It takes time to be able to really grasp the full dimensions of Brahms’ second sonata. It is a particularly curious piece in his oeuvre, since it is at once a precocious composition while simultaneously exhibiting early mastery of symphonic structure, harmonic and rhythmic ingenuity. I find it also possesses a different versatility and energy than the dense first and the rhapsodic third sonatas. The second sonata is something of a hybrid – at once classical yet completely romantic in structure, style, and expression. I also see Schumann’s influence on the young Brahms here; no doubt he learned a lot from the older master. And that Brahms dedicated it to Clara exhibits his admiration for her as both pianist and friend. I particularly enjoy the motivic unity evident in this work; it is very demonstrative of Brahms’ early understanding and usage of continuous variation and thematic transformation. The extent of the bravura and virtuosity here cannot be underestimated. Brahms’ music requires incredible stamina and train of thought as well as the ability to dream. He was a great pianist, as evidenced in all of his piano works, specifically the early to middle opuses. The Viennese elements, for instance the Ländler, are so prominent in this composition. But it also displays a certain Hungarian quality that one can never overlook in Brahms’ music. I love that Brahms gravitated to this style coming from northern Germany!
So, I begin the program in Vienna, take a trip through Paris, then to Warsaw by way of Paris, then into outer space, and finally end up back in Vienna! What a trip.
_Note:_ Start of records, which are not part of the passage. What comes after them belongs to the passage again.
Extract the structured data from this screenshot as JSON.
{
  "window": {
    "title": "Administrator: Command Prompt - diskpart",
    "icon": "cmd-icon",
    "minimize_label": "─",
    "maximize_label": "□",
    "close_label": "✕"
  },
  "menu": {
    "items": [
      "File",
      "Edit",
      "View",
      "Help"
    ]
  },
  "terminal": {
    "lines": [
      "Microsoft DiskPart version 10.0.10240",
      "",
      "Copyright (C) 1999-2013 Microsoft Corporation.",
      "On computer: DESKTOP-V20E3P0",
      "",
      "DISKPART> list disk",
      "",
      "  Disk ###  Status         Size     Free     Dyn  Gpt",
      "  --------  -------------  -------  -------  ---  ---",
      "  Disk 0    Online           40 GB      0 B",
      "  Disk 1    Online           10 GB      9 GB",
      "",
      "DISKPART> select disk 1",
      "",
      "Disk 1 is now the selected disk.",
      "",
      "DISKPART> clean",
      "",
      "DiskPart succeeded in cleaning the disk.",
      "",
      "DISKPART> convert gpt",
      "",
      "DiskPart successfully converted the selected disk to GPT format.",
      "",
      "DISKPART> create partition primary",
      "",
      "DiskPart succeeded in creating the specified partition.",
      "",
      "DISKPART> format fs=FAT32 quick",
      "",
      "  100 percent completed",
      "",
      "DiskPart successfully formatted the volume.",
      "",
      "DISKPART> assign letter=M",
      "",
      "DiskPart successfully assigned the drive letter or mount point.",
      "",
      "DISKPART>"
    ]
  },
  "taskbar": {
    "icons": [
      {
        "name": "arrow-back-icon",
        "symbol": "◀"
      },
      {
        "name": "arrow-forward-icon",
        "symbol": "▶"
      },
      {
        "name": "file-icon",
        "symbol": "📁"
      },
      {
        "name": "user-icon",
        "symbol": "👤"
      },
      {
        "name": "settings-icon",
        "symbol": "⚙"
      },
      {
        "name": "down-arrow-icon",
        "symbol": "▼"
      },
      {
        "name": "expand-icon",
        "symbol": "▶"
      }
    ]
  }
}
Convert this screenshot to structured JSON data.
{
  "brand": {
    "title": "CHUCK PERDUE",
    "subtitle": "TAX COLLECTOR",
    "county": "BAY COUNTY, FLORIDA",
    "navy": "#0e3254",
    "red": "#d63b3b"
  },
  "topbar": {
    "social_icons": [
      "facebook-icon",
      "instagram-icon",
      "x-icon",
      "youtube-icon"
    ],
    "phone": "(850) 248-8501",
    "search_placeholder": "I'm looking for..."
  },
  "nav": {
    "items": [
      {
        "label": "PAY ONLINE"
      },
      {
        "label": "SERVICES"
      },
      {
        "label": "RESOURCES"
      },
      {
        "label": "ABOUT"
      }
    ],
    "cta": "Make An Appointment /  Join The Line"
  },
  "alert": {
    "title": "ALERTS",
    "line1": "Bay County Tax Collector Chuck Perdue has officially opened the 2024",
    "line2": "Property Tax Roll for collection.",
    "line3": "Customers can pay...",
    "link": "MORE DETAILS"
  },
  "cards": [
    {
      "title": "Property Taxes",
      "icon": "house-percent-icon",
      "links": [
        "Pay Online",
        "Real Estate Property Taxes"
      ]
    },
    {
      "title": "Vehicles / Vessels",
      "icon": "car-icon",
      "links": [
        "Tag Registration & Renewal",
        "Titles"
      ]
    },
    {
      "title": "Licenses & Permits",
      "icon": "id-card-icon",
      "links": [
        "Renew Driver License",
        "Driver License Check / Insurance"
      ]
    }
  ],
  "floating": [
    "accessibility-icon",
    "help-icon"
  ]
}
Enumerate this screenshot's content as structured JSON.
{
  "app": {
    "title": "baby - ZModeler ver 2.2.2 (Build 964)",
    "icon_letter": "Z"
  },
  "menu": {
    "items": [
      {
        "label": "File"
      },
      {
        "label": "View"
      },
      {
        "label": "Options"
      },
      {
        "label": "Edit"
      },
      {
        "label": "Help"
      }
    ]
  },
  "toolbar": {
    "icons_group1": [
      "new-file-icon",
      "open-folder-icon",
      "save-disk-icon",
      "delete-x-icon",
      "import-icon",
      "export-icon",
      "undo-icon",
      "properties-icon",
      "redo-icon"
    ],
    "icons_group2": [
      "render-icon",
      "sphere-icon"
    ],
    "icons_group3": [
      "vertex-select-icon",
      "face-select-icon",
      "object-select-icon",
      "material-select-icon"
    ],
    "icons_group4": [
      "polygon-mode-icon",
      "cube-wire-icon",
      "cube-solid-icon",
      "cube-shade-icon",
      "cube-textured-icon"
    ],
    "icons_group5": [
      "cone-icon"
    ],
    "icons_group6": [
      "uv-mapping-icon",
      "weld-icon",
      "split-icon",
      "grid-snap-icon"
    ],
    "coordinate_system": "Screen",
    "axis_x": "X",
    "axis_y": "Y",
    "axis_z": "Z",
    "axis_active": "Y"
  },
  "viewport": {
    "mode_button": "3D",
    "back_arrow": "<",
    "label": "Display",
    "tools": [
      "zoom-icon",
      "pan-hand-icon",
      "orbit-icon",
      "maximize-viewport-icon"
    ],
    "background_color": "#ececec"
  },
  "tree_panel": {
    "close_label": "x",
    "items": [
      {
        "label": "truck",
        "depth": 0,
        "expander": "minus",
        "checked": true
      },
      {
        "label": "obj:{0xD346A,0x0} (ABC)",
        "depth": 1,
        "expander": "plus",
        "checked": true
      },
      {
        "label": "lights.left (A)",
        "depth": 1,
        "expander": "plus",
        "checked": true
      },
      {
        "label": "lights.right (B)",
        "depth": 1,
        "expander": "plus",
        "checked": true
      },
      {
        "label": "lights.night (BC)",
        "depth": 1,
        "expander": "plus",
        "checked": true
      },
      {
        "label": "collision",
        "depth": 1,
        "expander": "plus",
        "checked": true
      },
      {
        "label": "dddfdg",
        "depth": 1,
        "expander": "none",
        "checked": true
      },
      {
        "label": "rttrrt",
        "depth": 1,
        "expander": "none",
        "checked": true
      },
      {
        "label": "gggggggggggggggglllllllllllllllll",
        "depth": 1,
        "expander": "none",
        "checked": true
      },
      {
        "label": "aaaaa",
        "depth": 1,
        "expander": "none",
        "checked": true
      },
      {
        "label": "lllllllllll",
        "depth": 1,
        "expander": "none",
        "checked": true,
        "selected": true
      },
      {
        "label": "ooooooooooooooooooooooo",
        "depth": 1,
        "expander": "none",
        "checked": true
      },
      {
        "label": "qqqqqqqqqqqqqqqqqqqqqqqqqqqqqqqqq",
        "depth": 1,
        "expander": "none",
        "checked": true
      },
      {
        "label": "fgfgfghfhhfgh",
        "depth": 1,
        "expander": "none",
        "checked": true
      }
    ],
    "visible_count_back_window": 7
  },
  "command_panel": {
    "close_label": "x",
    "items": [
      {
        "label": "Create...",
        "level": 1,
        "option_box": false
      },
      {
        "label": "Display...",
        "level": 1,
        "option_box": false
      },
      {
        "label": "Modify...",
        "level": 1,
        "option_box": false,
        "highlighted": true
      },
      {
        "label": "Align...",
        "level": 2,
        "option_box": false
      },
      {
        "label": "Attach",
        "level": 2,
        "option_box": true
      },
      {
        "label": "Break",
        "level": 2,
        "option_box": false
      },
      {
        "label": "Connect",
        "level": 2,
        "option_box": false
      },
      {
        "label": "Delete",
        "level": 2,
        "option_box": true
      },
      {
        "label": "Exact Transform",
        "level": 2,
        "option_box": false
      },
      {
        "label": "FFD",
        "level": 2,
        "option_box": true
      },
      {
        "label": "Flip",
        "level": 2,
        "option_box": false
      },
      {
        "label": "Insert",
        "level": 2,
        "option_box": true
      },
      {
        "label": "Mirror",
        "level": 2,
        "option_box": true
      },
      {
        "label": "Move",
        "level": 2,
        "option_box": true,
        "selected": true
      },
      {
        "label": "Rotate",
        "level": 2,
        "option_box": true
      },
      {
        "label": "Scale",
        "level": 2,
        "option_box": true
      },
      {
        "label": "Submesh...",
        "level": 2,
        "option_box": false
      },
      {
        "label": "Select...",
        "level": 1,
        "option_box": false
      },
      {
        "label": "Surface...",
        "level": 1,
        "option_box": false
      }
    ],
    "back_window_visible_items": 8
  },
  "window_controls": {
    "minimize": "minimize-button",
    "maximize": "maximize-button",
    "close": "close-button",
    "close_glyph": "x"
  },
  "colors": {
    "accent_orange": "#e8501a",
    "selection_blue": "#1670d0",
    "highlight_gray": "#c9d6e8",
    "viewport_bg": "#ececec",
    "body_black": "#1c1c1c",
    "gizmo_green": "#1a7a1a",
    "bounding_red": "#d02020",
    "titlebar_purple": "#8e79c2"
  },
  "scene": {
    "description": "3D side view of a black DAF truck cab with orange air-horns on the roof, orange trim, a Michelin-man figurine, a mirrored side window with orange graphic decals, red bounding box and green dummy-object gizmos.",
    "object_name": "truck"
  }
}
It seems eclectic, but I think it is rather more about how each of these composers and works are influenced by other mediums or disciplines. Berg composed in a manner that exhibits a learned style – contrapuntal and deeply-rooted in his teacher Arnold Schoenberg’s expressionist style. However, the lyrical tendencies evidenced in the Sonata and later works such as the Violin Concerto clearly permeate all of his works. Debussy obviously drew great inspiration from the power of natural elements, such as water and wind, as well as poetry and philosophy. The forms that Chopin expanded in his compositions such as the Ballade, wherein he even maintained much of the original structure of the English ballad, and the rhythmic structure of the Mazurka and the Polonaise exhibit strong cultural connections translated into concert and salon music. My own interest in the intersection of visual art and music, and the influence of my research in translating contours of musical lines into visual artwork, exhibit my passion for the importance of embracing a truly interdisciplinary approach in my work. And finally, it is clear that Brahms was destined to be one of the great symphonists in the way he cast his ideas in vast forms and imposing structures and sonorities. The declamation also clearly exhibits a linguistic quality that is at once reminiscent of poetry and music’s roots in philosophical oratory traditions.
Pianoforte with Alexander Schwarzkopf
APRIL 22 – Sunday, 3:00 p.m.
Museum and UUCA members: $8 + tax ($7 children) | Non-Members: $16 + tax ($15 children)
Meet at Unitarian Universalist Congregation of Asheville (1 Edwin Place, Asheville 28801)